*TO DO*: Go through the entries below and copy each line that holds the word "title".

========================================

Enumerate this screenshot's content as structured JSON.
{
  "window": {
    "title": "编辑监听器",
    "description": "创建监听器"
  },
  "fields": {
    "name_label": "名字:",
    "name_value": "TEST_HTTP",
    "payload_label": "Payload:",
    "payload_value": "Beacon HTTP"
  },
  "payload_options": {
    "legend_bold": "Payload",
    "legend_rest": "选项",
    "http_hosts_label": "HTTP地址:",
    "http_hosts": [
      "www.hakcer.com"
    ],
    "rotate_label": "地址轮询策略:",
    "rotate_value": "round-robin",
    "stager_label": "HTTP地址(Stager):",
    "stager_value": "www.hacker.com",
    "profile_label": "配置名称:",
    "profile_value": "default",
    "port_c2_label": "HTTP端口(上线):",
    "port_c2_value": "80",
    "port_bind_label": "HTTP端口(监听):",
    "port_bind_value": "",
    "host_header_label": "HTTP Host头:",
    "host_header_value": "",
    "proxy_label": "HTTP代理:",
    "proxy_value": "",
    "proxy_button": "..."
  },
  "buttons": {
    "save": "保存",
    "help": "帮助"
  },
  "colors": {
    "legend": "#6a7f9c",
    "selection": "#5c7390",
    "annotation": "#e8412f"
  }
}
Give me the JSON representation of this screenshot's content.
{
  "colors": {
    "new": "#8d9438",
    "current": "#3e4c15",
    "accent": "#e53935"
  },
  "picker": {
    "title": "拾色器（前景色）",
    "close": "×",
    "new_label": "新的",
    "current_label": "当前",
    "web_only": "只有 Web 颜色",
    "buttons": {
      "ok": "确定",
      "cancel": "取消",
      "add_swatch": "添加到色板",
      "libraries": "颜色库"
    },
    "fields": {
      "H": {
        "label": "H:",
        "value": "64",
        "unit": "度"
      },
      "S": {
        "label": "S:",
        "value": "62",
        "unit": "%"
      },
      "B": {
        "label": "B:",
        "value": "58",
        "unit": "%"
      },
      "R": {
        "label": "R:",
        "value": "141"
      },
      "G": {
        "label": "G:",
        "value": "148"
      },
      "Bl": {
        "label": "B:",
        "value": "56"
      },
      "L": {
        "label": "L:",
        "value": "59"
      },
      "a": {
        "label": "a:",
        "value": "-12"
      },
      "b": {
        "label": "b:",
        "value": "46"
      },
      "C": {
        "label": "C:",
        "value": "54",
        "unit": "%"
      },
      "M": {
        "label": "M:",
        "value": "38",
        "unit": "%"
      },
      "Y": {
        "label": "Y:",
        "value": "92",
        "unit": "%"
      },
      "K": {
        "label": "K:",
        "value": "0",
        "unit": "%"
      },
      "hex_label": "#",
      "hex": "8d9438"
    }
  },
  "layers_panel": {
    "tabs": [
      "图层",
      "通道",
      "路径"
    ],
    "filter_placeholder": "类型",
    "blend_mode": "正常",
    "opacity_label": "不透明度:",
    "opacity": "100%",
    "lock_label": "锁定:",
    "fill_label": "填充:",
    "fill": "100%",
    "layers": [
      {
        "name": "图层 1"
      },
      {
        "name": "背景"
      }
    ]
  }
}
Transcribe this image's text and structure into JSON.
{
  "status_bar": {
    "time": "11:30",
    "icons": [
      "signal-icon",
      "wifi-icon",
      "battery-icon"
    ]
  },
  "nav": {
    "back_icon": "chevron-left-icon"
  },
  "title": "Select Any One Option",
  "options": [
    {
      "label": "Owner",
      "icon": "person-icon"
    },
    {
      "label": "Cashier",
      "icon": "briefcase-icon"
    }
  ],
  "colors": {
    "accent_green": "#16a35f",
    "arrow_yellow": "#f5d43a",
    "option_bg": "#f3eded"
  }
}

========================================

*RESPONSE TO THIS TASK*:
    "title": "编辑监听器",
    "title": "拾色器（前景色）",
  "title": "Select Any One Option",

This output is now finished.